Braun’s long road leads to stardom
It was last summer sometime when Taylor Braun contacted the best player to ever put on a North Dakota State men’s basketball uniform. There was one stipulation, said Ben Woodside: Be there at 6 a.m.
That’s the time of day when Woodside, currently playing professionally in Italy, started his offseason workouts at the Bison Sports Arena.
“Every day, he was there waiting for me to arrive,” Woodside said of Braun. “You know someone is dedicated and wants it more than anyone else when they make sacrifices, and that’s what Taylor did.”
Those sacrifices are not what most college coaches saw when Braun was a slender, 173-pound high school recruit in Newberg, Ore. His father, Wayne Braun, saw it all through Taylor’s growing years. His high school coach, Mark Vernon, told many recruiters that when they called.
Nobody really seemed to believe them.
“There was no doubt in my mind he was going to be a player,” Wayne Braun said. “I was his coach from third grade all the way through to eighth grade, and we played 50 games a year. I saw what he could do, and he’s doing the same stuff now. No one could stop him.”
That same stuff will be on display at 2 p.m. today when the Bison host South Dakota State. The eighth-leading scorer in school history, and climbing (he needs just 10 points to pass Mike Nelson), has only three home games remaining in his career.
Timing was everything for both Braun, NDSU
How he got from Oregon to NDSU is one of those right place, right time stories. Taylor was still an uncommitted player in the spring of his senior year.
His father said Portland State was calling him about once a week, but had yet to offer a scholarship. Three Pac-12 Conference schools offered him a walk-on opportunity. NDSU had one full ride remaining, but was hoping it had Nate Wolters’ name on it.
When Wolters — now playing in the NBA with the Milwaukee Bucks — committed to SDSU, the Bison went looking elsewhere.
NDSU head coach Saul Phillips said he received a couple of phone calls from contacts in the Pacific Northwest saying there was one player who was being overlooked.
“When Nate said no, we quickly brought him in for a visit,” Phillips said.
Taylor figures he was just days away from visiting Division II Western Oregon. And if that happened, Phillips said, he likely would have committed there.
It was during finals week when Taylor and Wayne flew to Fargo. The campus was dead. The aging BSA was nothing to admire. Taylor admits to having apprehension playing so far away – even though he has North Dakota roots.

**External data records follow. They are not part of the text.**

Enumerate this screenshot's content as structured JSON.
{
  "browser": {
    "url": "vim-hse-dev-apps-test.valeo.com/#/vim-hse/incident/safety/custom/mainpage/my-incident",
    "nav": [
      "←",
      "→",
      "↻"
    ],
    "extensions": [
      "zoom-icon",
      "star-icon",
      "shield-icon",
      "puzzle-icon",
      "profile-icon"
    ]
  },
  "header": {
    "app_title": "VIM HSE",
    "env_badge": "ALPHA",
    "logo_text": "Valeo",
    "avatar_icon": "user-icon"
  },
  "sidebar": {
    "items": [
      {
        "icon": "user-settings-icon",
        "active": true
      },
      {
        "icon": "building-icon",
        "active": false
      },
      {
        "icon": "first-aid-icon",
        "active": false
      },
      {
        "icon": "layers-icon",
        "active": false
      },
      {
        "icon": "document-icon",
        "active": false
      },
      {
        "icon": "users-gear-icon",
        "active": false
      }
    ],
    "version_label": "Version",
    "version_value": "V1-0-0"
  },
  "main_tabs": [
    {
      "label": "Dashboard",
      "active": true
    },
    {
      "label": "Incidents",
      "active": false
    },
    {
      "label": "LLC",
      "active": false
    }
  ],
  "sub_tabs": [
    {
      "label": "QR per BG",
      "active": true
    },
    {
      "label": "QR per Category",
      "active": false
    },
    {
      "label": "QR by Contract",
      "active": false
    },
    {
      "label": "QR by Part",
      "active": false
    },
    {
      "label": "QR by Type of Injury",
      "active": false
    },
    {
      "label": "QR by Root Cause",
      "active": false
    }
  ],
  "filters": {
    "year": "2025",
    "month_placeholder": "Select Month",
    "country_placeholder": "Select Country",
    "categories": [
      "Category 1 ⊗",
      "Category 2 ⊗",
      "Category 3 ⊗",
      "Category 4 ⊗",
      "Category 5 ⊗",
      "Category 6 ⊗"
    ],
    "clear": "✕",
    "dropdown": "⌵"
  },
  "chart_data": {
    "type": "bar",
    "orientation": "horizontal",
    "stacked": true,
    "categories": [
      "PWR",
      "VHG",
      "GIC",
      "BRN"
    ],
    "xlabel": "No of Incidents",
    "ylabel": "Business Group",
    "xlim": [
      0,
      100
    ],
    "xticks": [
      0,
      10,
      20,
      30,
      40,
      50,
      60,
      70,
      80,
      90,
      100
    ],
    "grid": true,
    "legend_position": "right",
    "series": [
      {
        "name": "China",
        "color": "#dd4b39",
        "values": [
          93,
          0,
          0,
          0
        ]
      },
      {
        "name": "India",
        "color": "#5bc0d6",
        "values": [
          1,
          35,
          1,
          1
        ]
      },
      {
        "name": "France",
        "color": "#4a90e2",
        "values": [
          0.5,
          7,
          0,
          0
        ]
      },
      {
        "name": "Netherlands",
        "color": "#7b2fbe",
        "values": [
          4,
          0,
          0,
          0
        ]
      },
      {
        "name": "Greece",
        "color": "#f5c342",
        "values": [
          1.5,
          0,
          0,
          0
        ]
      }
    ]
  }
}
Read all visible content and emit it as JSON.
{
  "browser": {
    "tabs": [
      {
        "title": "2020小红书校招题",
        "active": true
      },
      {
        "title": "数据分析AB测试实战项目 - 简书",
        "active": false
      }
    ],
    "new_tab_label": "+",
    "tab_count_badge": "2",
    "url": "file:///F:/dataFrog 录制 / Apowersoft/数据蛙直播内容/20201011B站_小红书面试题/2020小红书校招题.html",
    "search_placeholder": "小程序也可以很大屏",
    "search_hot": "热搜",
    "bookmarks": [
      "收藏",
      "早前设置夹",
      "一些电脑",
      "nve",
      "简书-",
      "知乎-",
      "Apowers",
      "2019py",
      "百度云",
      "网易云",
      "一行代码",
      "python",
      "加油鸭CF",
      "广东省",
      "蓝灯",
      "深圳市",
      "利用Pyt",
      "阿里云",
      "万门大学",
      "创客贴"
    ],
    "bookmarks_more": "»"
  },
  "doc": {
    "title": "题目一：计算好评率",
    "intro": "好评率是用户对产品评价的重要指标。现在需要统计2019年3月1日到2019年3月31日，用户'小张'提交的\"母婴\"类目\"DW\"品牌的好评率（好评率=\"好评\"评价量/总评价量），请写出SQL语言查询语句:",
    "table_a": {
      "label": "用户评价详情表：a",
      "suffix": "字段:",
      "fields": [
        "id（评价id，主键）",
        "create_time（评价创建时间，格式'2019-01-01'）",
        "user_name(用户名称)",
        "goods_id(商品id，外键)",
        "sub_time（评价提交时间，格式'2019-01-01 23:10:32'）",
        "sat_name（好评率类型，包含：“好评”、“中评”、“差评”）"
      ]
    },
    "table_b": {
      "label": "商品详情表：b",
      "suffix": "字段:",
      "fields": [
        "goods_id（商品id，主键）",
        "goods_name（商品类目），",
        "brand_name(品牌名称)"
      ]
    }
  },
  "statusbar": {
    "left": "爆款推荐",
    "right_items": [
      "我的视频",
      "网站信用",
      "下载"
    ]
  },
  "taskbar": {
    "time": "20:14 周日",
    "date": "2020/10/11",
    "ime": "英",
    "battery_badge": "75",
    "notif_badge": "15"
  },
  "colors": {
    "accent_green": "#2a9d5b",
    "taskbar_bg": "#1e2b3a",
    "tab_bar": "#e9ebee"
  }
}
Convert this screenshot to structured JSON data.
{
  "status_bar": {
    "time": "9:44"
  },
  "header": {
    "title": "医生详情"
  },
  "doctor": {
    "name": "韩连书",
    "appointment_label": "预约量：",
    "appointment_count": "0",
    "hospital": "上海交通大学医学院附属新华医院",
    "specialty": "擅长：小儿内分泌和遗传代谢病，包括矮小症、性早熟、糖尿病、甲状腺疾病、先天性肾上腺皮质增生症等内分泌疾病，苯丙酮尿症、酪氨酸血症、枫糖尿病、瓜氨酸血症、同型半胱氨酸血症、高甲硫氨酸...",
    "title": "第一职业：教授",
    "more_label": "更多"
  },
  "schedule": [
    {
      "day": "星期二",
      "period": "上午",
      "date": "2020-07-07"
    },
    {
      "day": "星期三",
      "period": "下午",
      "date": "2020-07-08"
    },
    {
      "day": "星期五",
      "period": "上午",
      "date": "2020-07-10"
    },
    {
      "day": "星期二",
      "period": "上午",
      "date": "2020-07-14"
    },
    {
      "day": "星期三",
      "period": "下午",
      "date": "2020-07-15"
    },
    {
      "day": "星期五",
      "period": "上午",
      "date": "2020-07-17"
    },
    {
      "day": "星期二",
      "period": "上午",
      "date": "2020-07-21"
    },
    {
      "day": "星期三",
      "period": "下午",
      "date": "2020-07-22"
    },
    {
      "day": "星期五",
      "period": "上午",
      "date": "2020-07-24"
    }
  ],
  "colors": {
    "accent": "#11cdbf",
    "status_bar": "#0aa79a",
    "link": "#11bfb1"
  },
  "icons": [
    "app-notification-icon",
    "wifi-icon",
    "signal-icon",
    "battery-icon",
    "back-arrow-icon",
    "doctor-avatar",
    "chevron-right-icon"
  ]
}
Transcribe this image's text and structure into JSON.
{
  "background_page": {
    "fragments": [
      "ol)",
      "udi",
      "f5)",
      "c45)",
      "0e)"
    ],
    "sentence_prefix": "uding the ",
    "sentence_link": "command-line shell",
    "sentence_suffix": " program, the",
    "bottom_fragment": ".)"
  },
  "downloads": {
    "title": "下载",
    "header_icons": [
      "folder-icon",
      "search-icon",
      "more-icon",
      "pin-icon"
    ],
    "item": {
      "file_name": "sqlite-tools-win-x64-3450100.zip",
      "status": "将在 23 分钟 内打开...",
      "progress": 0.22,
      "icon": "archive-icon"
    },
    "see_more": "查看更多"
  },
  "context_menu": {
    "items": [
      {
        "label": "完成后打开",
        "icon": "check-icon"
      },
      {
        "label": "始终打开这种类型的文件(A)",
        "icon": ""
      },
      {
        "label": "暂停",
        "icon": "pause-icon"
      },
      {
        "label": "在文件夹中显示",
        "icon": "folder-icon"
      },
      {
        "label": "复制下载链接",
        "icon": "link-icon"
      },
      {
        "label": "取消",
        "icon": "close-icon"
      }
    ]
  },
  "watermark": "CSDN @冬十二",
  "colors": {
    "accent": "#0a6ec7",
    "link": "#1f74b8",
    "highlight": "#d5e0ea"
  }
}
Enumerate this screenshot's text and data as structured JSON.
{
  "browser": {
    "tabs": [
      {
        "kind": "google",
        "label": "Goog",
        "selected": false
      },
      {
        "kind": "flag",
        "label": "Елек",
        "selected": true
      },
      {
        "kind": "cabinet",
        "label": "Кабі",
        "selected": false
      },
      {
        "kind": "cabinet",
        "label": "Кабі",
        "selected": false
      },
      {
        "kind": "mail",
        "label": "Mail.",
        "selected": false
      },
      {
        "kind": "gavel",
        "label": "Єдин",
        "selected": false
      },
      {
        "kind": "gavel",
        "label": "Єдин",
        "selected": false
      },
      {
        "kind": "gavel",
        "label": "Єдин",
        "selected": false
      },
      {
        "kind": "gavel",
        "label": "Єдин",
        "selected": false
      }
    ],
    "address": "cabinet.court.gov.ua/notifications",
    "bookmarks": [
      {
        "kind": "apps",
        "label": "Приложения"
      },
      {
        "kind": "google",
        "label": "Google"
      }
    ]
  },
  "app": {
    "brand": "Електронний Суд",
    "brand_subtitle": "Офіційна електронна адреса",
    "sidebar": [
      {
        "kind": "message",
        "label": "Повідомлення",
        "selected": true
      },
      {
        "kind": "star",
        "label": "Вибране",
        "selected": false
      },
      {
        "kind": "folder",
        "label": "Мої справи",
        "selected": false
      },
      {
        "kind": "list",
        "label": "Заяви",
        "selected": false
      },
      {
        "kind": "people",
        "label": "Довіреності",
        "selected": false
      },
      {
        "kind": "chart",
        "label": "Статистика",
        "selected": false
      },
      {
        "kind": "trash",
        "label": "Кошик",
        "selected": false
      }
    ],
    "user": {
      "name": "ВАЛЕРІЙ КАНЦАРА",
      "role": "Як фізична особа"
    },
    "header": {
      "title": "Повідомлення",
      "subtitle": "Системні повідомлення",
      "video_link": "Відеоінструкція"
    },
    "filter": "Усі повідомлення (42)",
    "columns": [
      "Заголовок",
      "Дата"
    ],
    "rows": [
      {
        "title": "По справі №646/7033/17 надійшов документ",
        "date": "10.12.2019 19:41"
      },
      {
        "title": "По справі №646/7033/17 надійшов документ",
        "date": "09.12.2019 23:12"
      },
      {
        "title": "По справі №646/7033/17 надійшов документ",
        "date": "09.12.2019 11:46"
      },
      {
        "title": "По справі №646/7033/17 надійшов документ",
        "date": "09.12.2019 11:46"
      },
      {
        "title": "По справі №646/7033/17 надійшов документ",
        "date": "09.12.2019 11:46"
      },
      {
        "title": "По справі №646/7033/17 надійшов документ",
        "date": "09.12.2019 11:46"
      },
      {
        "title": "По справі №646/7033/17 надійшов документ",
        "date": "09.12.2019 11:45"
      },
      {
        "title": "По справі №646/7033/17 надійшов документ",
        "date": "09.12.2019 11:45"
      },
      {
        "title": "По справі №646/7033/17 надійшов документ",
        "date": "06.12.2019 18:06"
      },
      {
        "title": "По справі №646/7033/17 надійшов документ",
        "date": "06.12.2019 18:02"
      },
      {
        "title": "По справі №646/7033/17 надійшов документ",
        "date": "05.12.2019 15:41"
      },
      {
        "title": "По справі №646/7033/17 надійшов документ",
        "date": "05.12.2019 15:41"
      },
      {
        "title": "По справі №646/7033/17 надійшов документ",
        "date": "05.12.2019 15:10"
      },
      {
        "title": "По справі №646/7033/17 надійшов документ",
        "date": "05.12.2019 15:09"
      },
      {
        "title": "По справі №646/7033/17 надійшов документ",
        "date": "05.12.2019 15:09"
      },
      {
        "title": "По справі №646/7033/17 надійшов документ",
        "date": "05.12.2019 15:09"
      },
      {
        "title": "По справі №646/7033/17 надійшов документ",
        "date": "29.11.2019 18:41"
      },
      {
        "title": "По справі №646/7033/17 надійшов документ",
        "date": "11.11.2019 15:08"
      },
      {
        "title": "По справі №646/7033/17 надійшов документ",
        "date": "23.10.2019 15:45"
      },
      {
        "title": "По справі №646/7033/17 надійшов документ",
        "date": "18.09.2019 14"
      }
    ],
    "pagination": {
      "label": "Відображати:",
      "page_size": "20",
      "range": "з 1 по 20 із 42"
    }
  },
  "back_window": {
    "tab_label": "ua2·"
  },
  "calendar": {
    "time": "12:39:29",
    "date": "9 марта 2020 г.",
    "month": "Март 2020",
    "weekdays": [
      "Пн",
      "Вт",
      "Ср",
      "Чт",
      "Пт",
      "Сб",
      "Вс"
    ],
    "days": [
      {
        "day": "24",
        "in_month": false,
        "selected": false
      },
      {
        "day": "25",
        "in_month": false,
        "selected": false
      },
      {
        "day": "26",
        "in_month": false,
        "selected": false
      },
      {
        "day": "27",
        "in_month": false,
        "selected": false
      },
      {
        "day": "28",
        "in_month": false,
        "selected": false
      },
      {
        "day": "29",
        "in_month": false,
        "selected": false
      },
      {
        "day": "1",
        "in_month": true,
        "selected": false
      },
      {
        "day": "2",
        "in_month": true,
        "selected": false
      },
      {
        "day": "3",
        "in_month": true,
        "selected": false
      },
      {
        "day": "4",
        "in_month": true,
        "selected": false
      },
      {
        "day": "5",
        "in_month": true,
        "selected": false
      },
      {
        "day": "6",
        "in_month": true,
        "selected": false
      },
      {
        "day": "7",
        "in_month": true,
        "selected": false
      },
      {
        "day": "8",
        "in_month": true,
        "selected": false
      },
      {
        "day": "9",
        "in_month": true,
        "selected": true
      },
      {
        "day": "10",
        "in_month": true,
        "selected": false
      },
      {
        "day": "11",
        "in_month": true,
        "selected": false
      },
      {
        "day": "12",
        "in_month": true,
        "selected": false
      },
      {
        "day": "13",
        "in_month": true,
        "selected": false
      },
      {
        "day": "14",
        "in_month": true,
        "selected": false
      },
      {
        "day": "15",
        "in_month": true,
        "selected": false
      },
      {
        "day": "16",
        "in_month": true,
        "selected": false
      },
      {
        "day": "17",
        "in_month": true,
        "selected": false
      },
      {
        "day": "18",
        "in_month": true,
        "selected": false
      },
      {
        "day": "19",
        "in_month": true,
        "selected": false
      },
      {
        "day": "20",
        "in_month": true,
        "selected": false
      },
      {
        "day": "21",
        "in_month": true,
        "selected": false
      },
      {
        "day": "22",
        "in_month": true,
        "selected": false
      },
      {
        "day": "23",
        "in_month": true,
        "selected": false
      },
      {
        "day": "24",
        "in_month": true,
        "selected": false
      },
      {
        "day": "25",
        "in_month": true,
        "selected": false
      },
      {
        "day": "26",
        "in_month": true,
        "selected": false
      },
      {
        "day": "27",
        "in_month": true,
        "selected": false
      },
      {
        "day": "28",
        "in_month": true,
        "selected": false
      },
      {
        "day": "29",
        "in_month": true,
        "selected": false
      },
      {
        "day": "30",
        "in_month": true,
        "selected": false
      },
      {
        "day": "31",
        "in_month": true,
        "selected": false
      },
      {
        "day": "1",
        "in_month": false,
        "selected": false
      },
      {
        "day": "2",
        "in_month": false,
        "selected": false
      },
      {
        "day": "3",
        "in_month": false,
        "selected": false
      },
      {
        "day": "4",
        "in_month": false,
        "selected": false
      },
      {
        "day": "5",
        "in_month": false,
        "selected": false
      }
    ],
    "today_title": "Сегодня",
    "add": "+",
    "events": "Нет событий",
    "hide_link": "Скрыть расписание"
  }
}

His grandfather, Michael Schroeder, lives in Arthur, N.D. His mother, Kris, is from Ayr, N.D., and went to high school at what is now Northern Cass.
After dinner, Bison assistant coach Jason Kemp dropped Wayne off at a Fargo hotel and said he wanted to take Taylor for a milkshake to talk further.
“I wasn’t in the room five minutes when the phone rang and it was a Portland State coach,” Wayne said. “He was saying how much they love Taylor. I said, ‘OK, you either love him or you don’t, because I’m at North Dakota State. You have the opportunity now because I think he would rather stay in the Pacific Northwest.’ He said he couldn’t pull that trigger.”
It probably didn’t matter anyway. When Phillips said he offered Taylor the scholarship, the kid said on the spot that he would take it.
Sitting out first season did wonders for Braun
It wasn’t instant success, by any means. Braun remembers the first few weeks of summer workouts with the likes of veteran players Freddy Coleman and Eric Carlson.
“I could barely even get a shot off,” he said. “So I definitely had a lot of work to do. To be honest, I didn’t have the best mindset and most positive attitude in coming here.”
The No. 1 priority as a redshirt freshman was improving his frame. There’s not much room for a slender players in Division I basketball after all. The leader in that project was strength and conditioning coach Jason Miller.
He was a first team all-Summit League selection as a sophomore. An ankle injury limited him last year – he missed 10 games – but he still led the team in scoring at 15.4 points a game.
To find another level, he asked Woodside, who finished his career in 2009, if he could work out with him last summer. Both describe the workouts as intense.
“Mix that work ethic with his talent and you have a tremendous combination,” Woodside said. “I can see the improvements he made from this summer, and he’s carrying it over to this season and is having a spectacular year.”
He leads the Summit in scoring at 18.6 points per game and is ninth in rebounding with a 5.3 average. He’ll get some sort of shot at professional basketball, but Braun said he’s letting the Bison coaches deal with that for now.
One NBA scout has been to a Bison practice, which is a first in Phillips’ 10 years at NDSU, six as head coach. If the 6-foot-7 Braun’s resume says anything, it is to not doubt his chances at any next level.
“To go from zero scholarship offers to potentially Player of the Year in our conference … with Taylor, I was always confident he would make it,” Phillips said.
Kolpack is a sports writer at the Fargo Forum